- Opening Delimiter -
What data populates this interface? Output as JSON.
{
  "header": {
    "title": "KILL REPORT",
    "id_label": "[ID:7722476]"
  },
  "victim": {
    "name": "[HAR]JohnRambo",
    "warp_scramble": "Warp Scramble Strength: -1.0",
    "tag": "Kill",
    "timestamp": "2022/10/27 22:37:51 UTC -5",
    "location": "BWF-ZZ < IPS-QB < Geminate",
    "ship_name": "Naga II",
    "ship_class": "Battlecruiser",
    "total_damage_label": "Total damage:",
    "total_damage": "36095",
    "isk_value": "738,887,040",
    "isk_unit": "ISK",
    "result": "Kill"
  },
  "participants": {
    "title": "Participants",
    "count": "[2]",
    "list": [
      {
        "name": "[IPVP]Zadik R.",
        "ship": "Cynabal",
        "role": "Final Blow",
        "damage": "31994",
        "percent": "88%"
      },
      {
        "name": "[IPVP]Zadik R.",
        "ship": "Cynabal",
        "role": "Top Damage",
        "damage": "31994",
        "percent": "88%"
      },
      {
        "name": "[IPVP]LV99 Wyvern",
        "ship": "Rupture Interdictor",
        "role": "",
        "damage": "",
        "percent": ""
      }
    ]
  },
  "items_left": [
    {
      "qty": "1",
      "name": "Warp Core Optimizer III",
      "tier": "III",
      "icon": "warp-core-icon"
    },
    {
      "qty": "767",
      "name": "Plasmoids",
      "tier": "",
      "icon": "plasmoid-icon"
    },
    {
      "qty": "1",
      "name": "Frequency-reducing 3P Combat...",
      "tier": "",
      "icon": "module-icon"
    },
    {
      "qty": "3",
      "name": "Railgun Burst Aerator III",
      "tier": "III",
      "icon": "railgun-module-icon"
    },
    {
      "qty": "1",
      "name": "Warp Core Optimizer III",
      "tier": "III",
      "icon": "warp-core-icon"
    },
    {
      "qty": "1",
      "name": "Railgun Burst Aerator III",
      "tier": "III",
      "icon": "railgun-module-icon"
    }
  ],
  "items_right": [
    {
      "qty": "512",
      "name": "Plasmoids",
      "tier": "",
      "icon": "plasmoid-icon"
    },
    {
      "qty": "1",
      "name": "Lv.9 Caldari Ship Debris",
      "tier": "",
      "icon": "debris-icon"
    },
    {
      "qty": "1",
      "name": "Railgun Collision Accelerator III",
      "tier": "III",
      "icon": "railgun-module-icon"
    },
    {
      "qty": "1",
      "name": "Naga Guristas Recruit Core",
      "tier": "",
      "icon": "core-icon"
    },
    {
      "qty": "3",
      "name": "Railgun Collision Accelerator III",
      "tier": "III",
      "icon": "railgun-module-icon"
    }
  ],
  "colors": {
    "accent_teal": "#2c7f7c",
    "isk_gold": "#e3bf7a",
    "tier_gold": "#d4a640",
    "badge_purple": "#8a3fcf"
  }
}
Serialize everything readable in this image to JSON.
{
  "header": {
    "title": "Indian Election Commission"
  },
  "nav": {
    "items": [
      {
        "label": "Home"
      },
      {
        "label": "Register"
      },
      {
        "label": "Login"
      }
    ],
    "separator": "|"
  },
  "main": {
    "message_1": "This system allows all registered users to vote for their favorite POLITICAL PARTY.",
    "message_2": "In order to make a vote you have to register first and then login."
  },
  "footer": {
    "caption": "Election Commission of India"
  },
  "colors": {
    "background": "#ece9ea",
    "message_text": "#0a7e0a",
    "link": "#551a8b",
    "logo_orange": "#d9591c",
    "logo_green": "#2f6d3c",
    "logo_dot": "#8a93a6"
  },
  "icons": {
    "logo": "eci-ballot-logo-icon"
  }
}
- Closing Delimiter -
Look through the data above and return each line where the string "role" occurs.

        "role": "Final Blow",
        "role": "Top Damage",
        "role": "",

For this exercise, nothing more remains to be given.